**Exercise requirements**
Whenever a line in the data holds the string "this", pull that line out.

[Page and application data records]
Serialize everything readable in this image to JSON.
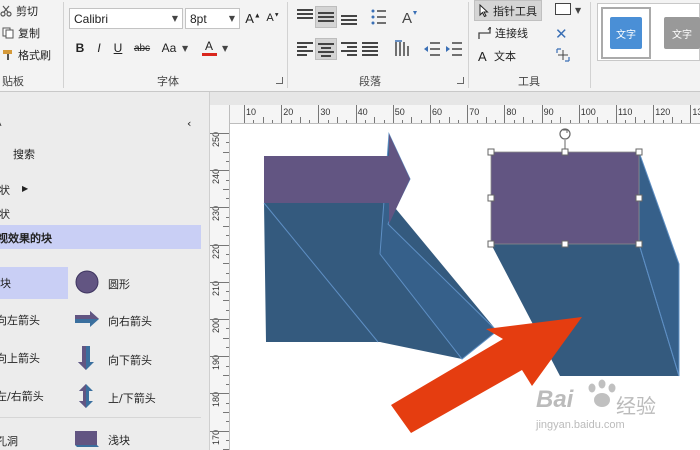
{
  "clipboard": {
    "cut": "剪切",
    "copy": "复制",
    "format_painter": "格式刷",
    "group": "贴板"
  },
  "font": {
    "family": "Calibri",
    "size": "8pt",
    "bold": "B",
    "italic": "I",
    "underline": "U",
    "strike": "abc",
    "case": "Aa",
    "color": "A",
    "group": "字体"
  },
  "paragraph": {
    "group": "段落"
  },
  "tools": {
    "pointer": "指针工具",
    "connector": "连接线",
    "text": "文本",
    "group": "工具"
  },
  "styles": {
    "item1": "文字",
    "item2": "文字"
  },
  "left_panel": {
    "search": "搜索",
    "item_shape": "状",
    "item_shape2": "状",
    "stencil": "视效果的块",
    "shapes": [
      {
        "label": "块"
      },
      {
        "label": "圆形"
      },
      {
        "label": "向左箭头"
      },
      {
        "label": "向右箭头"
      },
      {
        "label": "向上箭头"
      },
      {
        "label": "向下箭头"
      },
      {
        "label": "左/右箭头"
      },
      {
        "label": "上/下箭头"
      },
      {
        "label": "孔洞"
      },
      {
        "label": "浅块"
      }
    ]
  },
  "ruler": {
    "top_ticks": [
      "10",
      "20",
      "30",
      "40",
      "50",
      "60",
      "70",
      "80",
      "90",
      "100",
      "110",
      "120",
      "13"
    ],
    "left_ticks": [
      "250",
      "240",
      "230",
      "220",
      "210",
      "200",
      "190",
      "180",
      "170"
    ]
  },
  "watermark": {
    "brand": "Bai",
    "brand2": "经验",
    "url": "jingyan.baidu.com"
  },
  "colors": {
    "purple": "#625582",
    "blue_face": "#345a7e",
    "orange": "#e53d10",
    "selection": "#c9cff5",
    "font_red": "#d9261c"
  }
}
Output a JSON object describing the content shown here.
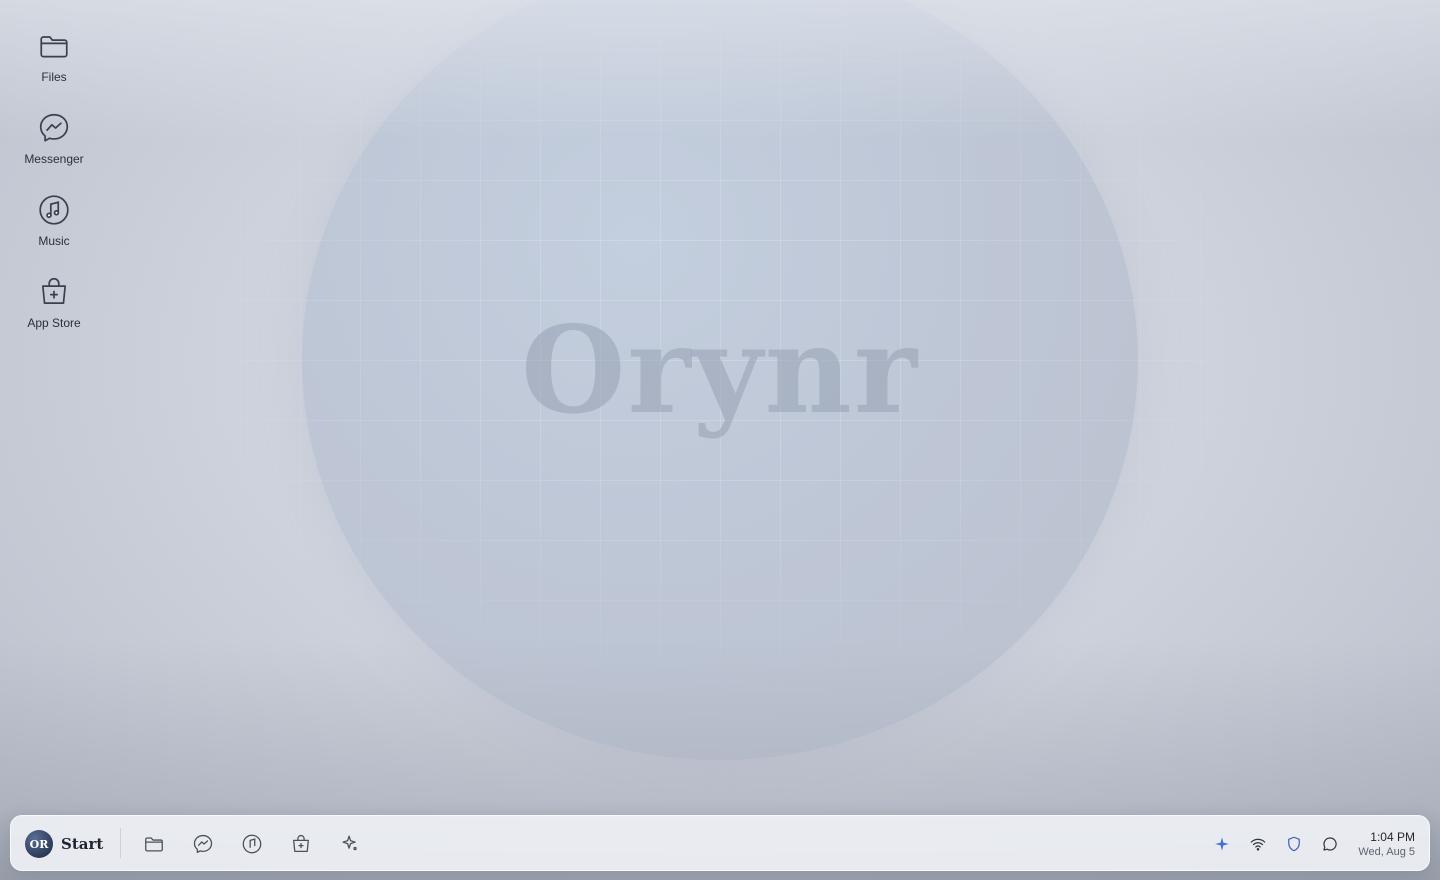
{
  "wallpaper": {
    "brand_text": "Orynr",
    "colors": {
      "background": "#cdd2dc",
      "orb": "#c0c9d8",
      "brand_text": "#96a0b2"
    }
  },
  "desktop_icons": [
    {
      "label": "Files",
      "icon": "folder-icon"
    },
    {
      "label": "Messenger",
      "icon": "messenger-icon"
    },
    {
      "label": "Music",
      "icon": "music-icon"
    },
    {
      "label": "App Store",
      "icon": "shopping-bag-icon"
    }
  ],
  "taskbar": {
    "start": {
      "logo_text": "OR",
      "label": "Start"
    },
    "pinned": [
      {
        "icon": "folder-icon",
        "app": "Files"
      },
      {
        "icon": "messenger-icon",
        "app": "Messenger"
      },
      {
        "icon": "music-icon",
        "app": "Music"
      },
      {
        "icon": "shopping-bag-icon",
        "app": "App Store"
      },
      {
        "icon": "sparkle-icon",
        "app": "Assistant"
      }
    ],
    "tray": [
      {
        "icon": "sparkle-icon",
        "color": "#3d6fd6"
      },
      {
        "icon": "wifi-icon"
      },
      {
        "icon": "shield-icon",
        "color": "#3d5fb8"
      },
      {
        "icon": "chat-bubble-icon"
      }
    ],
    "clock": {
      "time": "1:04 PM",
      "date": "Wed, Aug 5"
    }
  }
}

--

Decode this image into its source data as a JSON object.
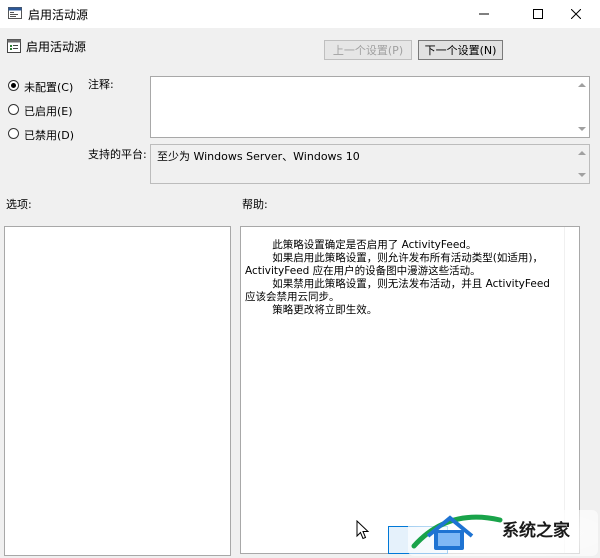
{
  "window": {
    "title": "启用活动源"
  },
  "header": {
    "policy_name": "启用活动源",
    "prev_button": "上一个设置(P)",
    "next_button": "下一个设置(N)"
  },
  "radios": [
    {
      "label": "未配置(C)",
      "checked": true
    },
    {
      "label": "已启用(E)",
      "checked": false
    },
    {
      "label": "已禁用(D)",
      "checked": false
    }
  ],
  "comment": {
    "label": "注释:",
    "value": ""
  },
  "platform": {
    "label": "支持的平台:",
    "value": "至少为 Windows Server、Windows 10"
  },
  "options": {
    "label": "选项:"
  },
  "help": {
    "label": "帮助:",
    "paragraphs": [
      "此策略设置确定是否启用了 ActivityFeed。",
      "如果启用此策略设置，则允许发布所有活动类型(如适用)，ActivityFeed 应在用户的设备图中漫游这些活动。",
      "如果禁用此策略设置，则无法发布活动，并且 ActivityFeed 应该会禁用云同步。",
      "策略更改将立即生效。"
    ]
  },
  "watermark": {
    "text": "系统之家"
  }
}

**Reply**
Serialize everything readable in this image to JSON.
Decode this image into its source data as a JSON object.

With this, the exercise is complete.